But that was not quite the end of the story.

The English fleet returned, bearing the heroes, the soldiers and sailors, who had saved England from invasion. But while the civilians celebrated, the men on the ships waited. And waited. Where was the pay they had been promised? Where, indeed, was the food to feed them? Supplies ran out. No one seemed to have planned for this. No one was prepared to take responsibility for them. It was not the first time, nor would it be the last, when a returning victorious army was to prove a neglected embarrassment.

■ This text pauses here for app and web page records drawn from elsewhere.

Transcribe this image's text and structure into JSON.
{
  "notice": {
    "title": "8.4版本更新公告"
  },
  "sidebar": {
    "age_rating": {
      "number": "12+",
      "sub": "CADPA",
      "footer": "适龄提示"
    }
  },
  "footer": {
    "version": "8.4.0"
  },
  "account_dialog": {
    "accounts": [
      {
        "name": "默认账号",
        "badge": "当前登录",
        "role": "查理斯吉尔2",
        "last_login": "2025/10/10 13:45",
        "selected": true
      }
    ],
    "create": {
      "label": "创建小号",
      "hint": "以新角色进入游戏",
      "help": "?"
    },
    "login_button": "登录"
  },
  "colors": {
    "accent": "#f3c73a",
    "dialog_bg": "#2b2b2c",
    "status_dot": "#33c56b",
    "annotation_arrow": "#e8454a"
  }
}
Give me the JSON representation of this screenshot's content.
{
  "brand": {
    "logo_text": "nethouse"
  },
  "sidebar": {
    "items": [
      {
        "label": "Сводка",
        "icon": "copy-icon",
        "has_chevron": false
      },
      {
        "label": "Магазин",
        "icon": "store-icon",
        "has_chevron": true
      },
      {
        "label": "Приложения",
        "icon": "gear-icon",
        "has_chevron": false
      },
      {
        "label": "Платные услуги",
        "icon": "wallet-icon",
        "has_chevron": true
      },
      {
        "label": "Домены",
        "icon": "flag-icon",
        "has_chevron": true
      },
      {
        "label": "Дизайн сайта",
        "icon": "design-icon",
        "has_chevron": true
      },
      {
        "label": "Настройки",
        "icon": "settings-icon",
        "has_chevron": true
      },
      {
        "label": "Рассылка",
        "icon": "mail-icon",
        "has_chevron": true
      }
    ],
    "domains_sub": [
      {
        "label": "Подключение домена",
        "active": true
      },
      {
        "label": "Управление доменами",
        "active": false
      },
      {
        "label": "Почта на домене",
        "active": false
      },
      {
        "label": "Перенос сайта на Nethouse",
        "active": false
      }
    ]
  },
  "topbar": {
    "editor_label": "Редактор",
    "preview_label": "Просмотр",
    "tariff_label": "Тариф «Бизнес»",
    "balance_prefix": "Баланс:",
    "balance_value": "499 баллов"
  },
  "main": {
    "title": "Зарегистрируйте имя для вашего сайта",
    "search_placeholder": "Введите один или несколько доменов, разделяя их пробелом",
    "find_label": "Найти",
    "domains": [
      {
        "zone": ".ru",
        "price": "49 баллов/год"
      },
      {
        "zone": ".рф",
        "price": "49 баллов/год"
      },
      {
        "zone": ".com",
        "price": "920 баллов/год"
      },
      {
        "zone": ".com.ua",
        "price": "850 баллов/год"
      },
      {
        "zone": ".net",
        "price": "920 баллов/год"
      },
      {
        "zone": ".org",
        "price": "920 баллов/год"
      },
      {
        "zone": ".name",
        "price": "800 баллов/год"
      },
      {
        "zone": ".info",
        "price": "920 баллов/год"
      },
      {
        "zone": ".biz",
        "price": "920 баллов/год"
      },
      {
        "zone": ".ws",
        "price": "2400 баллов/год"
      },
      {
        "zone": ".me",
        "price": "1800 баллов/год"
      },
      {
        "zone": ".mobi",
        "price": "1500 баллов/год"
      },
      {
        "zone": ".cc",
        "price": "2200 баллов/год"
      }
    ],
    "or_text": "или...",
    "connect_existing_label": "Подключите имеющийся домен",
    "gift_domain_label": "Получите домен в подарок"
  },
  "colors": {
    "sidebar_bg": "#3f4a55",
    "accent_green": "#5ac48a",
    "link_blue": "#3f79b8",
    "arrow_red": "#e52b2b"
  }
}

The men remained on the ships, many of them tied up at Deptford, and they began to fall ill. And then to die. Men who seemed healthy enough one day would not rise the following morning, having died inexplicably in the night. Others would collapse suddenly and without warning. Some terrible disease was rife amongst the men, and in panic the authorities refused to allow them to land. It is now believed to have been both typhus and ‘the bloody flux’ (dysentery). This may have saved civilian lives, but it meant that the very men who had fought and saved the country were left to starve and die of disease. In their droves. This was the discreditable end to the Armada story.

Sadly, it was not unique.

Ann Swinfen


michelle lovric said...

What a terrible end to the story, and how embittered their last days must have been. I always find Deptford a sad place, and perhaps its air is informed with the historic injustice. Thank you for telling us about it.

Harriet Steel said...

Most interesting article. I believe it also helped the English that the Duke of Medina Sidonia, who took over command of the Armada fleet when the Marquis of Santa Cruz died, wasn't a naval man although he was a skilled tactician on land. The Duke of Parma was obviously a remarkable commander. As you say, Robert Dudley was no match for him. How dreadful that the men who had fought so bravely were let down by their country; sadly,a common story.

Ann Swinfen said...

Yes, I was quite angry when I discovered what happened to the men. What made it worse was what happened the following year in the expedition to Portugal. Someone commenting on my novel about it said how terrible, if even some of it was true. Well, all of it was true. We think of modern instances, but it's nothing new. I agree, Harriet. The Duke of Medina Sidonia didn't want the command. He knew he wasn't fit for it.